“Rails is magic.” That’s what I’ve been told, and I tend to agree, because I still find myself struggling to understand what’s going on behind the curtain frequently.
Now, when people choose non-Rails frameworks, it’s for a few reasons:
- They want a minimalist site that doesn’t require much effort.
- They want to build a Ruby-based web site but have a working knowledge of Rails.
- They are attracted by the speed of the framework’s ability to serve requests.
All of these are fine reasons, and Rails, when you understand what is actually happening, sure seems like magic. It is more concerned about helping you get your application up and running, having made a lot of decisions for you. It might not be as fast as other frameworks, but it doesn’t have to be, because that’s not the point.
On the other end of the spectrum is Sinatra. It’s a very lightweight framework for building web applications that don’t need the complexity of Rails. For learning how Ruby works with web requests, this is a great starting point. There are still complexities (like middleware), but it feels good to just get a Ruby-based website up and running with little hassle.
Don’t be fooled, though, because while Sinatra is a great starting point, you’ll quickly find yourself need more. It’s a common issue, though, as once you get past the basic needs of a web site, it’s easy to find yourself bolting on libraries to accomodate the missing featureset of Rails. At that point, you should consider something more.
So when you want something like Rails, but know Sinatra, there is still a large step between them
- and it’s a doozy. Thankfully, that’s where Padrino comes in. It’s built on top of Sinatra, so it will be familiar, but it adds in support for Rails-isms that you’ll eventually be working with, like code generation, and database migrations.

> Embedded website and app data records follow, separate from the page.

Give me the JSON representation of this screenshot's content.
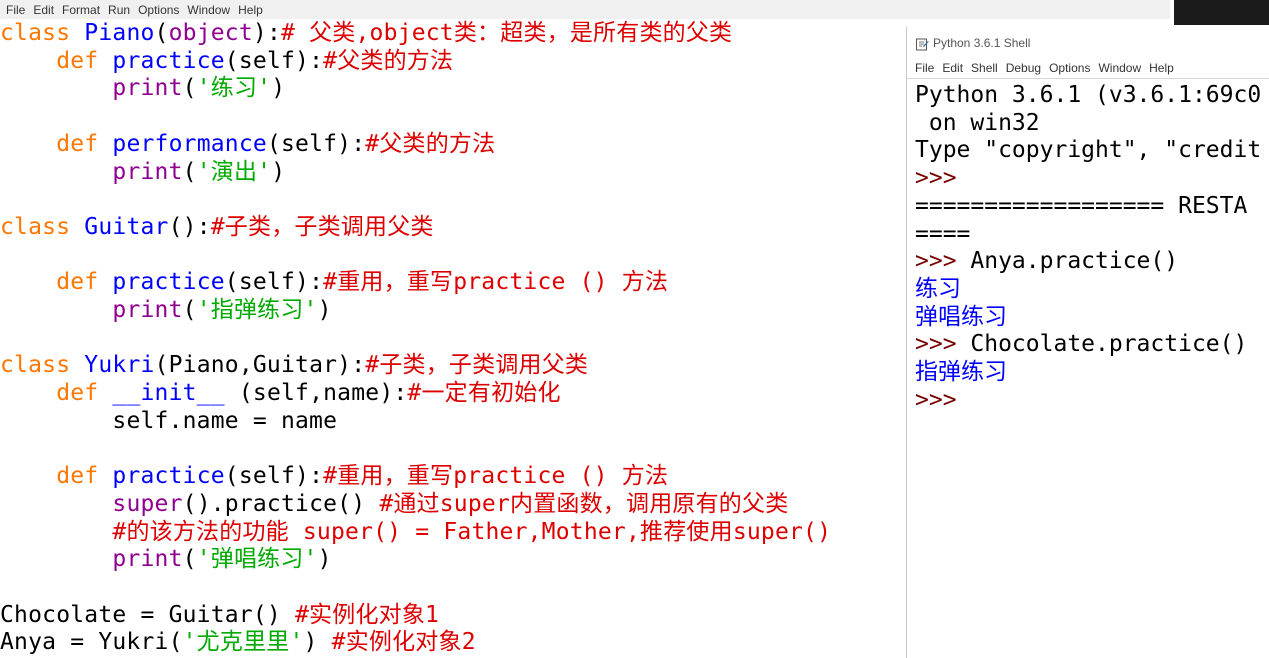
{
  "editor_menu": [
    "File",
    "Edit",
    "Format",
    "Run",
    "Options",
    "Window",
    "Help"
  ],
  "editor_lines": [
    [
      [
        "class ",
        "kw"
      ],
      [
        "Piano",
        "def"
      ],
      [
        "(",
        "blk"
      ],
      [
        "object",
        "bi"
      ],
      [
        "):",
        "blk"
      ],
      [
        "# 父类,object类：超类，是所有类的父类",
        "cmt"
      ]
    ],
    [
      [
        "    ",
        "blk"
      ],
      [
        "def ",
        "kw"
      ],
      [
        "practice",
        "def"
      ],
      [
        "(self):",
        "blk"
      ],
      [
        "#父类的方法",
        "cmt"
      ]
    ],
    [
      [
        "        ",
        "blk"
      ],
      [
        "print",
        "bi"
      ],
      [
        "(",
        "blk"
      ],
      [
        "'练习'",
        "str"
      ],
      [
        ")",
        "blk"
      ]
    ],
    [],
    [
      [
        "    ",
        "blk"
      ],
      [
        "def ",
        "kw"
      ],
      [
        "performance",
        "def"
      ],
      [
        "(self):",
        "blk"
      ],
      [
        "#父类的方法",
        "cmt"
      ]
    ],
    [
      [
        "        ",
        "blk"
      ],
      [
        "print",
        "bi"
      ],
      [
        "(",
        "blk"
      ],
      [
        "'演出'",
        "str"
      ],
      [
        ")",
        "blk"
      ]
    ],
    [],
    [
      [
        "class ",
        "kw"
      ],
      [
        "Guitar",
        "def"
      ],
      [
        "():",
        "blk"
      ],
      [
        "#子类，子类调用父类",
        "cmt"
      ]
    ],
    [],
    [
      [
        "    ",
        "blk"
      ],
      [
        "def ",
        "kw"
      ],
      [
        "practice",
        "def"
      ],
      [
        "(self):",
        "blk"
      ],
      [
        "#重用，重写practice () 方法",
        "cmt"
      ]
    ],
    [
      [
        "        ",
        "blk"
      ],
      [
        "print",
        "bi"
      ],
      [
        "(",
        "blk"
      ],
      [
        "'指弹练习'",
        "str"
      ],
      [
        ")",
        "blk"
      ]
    ],
    [],
    [
      [
        "class ",
        "kw"
      ],
      [
        "Yukri",
        "def"
      ],
      [
        "(Piano,Guitar):",
        "blk"
      ],
      [
        "#子类，子类调用父类",
        "cmt"
      ]
    ],
    [
      [
        "    ",
        "blk"
      ],
      [
        "def ",
        "kw"
      ],
      [
        "__init__",
        "def"
      ],
      [
        " (self,name):",
        "blk"
      ],
      [
        "#一定有初始化",
        "cmt"
      ]
    ],
    [
      [
        "        ",
        "blk"
      ],
      [
        "self.name = name",
        "blk"
      ]
    ],
    [],
    [
      [
        "    ",
        "blk"
      ],
      [
        "def ",
        "kw"
      ],
      [
        "practice",
        "def"
      ],
      [
        "(self):",
        "blk"
      ],
      [
        "#重用，重写practice () 方法",
        "cmt"
      ]
    ],
    [
      [
        "        ",
        "blk"
      ],
      [
        "super",
        "bi"
      ],
      [
        "().practice() ",
        "blk"
      ],
      [
        "#通过super内置函数，调用原有的父类",
        "cmt"
      ]
    ],
    [
      [
        "        ",
        "blk"
      ],
      [
        "#的该方法的功能 super() = Father,Mother,推荐使用super()",
        "cmt"
      ]
    ],
    [
      [
        "        ",
        "blk"
      ],
      [
        "print",
        "bi"
      ],
      [
        "(",
        "blk"
      ],
      [
        "'弹唱练习'",
        "str"
      ],
      [
        ")",
        "blk"
      ]
    ],
    [],
    [
      [
        "Chocolate = Guitar() ",
        "blk"
      ],
      [
        "#实例化对象1",
        "cmt"
      ]
    ],
    [
      [
        "Anya = Yukri(",
        "blk"
      ],
      [
        "'尤克里里'",
        "str"
      ],
      [
        ") ",
        "blk"
      ],
      [
        "#实例化对象2",
        "cmt"
      ]
    ]
  ],
  "shell": {
    "title": "Python 3.6.1 Shell",
    "menu": [
      "File",
      "Edit",
      "Shell",
      "Debug",
      "Options",
      "Window",
      "Help"
    ],
    "lines": [
      [
        [
          "Python 3.6.1 (v3.6.1:69c0",
          "blk"
        ]
      ],
      [
        [
          " on win32",
          "blk"
        ]
      ],
      [
        [
          "Type \"copyright\", \"credit",
          "blk"
        ]
      ],
      [
        [
          ">>>",
          "prompt"
        ]
      ],
      [
        [
          "================== RESTA",
          "blk"
        ]
      ],
      [
        [
          "====",
          "blk"
        ]
      ],
      [
        [
          ">>> ",
          "prompt"
        ],
        [
          "Anya.practice()",
          "blk"
        ]
      ],
      [
        [
          "练习",
          "out"
        ]
      ],
      [
        [
          "弹唱练习",
          "out"
        ]
      ],
      [
        [
          ">>> ",
          "prompt"
        ],
        [
          "Chocolate.practice()",
          "blk"
        ]
      ],
      [
        [
          "指弹练习",
          "out"
        ]
      ],
      [
        [
          ">>>",
          "prompt"
        ]
      ]
    ]
  },
  "colors": {
    "keyword": "#ff7700",
    "defname": "#0000ff",
    "string": "#00aa00",
    "comment": "#dd0000",
    "builtin": "#900090",
    "prompt": "#770000",
    "output": "#0000ff"
  }
}
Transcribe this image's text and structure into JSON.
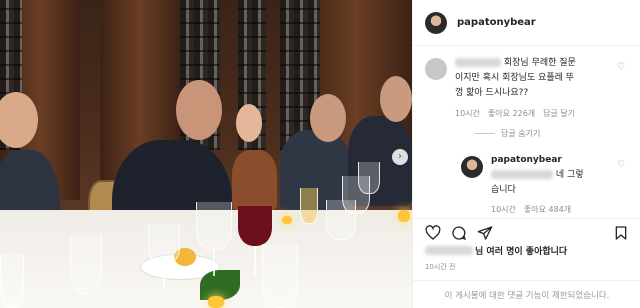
{
  "post": {
    "username": "papatonybear"
  },
  "comments": [
    {
      "text_line1": "회장님 무례한 질문",
      "text_line2": "이지만 혹시 회장님도 요플레 뚜",
      "text_line3": "껑 핥아 드시나요??",
      "time": "10시간",
      "likes": "좋아요 226개",
      "reply_label": "답글 달기"
    }
  ],
  "hide_replies_label": "답글 숨기기",
  "reply": {
    "username": "papatonybear",
    "text_after_mention": "네 그렇",
    "text_line2": "습니다",
    "time": "10시간",
    "likes": "좋아요 484개"
  },
  "likes_summary": {
    "suffix": "님 여러 명이 좋아합니다"
  },
  "post_time": "10시간 전",
  "footer_notice": "이 게시물에 대한 댓글 기능이 제한되었습니다.",
  "icons": {
    "like": "heart-icon",
    "comment": "comment-icon",
    "share": "send-icon",
    "save": "bookmark-icon",
    "carousel": "chevron-right-icon"
  },
  "colors": {
    "text": "#262626",
    "secondary": "#8e8e8e",
    "border": "#efefef"
  }
}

Personally, once I’m understanding the magic that happens in Padrino, and it becomes a science instead of a spell, then I’ll feel more confident working with Rails. Because right now? Rails still feels like wizardry.